◆ Goal of the exercise ◆
Report only how many lines in the material contain "subtitle".

◆ Source data ◆
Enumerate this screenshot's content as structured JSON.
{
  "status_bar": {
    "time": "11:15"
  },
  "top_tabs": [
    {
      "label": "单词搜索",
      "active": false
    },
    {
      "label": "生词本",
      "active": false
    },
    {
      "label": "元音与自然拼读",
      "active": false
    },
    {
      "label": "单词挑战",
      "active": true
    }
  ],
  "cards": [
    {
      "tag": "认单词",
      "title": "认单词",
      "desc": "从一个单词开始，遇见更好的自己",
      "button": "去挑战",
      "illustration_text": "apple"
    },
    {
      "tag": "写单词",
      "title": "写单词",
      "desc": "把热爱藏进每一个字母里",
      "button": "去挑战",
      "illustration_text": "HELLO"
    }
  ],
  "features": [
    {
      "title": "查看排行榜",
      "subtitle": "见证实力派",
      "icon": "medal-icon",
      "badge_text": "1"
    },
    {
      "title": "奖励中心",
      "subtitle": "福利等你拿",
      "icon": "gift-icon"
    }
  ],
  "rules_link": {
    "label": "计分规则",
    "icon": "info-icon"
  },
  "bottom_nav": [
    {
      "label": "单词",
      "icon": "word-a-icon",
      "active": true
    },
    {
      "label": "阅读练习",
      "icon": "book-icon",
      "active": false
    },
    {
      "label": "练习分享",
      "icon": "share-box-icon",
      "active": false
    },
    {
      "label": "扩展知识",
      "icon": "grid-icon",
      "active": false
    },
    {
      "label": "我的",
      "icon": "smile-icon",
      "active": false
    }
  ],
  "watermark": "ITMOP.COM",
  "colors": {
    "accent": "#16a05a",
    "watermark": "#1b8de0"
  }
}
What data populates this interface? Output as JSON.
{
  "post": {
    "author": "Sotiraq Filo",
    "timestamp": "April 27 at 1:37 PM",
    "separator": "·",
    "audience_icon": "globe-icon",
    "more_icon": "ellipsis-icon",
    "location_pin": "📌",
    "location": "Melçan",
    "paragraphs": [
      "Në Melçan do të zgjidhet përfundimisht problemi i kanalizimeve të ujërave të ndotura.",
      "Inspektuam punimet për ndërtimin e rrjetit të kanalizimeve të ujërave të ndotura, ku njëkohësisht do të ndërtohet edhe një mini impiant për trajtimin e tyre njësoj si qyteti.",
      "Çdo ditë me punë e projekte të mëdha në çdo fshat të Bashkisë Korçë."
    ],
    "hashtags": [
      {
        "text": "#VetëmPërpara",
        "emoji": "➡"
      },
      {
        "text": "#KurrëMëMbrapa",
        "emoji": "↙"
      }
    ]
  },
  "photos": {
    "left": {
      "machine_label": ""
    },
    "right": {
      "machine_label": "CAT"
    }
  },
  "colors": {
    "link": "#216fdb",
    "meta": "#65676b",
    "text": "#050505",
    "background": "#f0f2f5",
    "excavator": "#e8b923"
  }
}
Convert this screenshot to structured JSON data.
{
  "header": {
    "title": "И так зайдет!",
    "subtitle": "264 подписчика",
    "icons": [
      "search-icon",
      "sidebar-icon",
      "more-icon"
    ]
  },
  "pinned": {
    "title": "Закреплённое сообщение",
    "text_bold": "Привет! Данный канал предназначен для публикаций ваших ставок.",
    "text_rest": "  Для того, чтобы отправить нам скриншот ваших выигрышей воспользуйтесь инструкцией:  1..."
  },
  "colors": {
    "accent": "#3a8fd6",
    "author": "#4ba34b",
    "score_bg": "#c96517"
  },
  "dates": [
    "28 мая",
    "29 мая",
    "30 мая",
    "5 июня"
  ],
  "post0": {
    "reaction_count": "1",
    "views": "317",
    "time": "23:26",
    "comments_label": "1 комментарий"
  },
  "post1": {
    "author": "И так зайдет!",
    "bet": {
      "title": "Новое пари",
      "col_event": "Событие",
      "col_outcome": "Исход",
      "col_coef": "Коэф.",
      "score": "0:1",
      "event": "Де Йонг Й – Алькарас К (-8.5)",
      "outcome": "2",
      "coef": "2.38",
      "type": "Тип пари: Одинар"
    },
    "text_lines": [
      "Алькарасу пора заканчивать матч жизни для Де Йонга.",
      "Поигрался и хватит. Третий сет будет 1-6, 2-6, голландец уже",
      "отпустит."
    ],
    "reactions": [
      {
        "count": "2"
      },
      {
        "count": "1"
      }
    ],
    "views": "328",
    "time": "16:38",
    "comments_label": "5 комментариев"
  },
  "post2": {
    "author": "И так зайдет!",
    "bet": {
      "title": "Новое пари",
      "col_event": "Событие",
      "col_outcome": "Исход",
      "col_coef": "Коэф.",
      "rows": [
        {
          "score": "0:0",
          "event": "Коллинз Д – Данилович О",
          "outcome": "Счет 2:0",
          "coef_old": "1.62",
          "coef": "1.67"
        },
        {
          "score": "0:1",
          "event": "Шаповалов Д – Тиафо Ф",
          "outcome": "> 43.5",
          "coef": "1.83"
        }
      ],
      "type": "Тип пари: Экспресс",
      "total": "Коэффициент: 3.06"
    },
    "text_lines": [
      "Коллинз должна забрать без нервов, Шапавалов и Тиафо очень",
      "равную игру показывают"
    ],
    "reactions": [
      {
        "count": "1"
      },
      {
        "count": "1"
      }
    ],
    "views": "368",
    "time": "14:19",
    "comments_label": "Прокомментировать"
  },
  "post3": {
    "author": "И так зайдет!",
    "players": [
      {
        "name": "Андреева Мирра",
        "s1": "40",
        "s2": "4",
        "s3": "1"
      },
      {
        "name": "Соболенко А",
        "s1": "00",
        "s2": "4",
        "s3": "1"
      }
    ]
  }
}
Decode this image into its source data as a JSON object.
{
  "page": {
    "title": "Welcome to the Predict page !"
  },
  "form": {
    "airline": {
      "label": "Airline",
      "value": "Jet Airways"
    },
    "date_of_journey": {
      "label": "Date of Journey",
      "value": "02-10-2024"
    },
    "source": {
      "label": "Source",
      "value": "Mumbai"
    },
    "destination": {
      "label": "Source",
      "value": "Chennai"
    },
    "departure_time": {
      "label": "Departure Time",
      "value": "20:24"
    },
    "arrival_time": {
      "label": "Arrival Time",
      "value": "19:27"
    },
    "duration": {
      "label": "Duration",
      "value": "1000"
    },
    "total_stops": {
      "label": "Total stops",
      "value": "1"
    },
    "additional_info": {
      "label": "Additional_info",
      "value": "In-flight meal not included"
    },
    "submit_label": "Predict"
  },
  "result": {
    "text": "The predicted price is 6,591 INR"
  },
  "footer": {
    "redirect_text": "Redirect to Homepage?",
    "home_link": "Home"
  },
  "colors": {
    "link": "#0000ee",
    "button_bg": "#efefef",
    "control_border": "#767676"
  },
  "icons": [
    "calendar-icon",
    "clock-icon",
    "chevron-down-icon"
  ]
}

◆ Response to the task ◆
3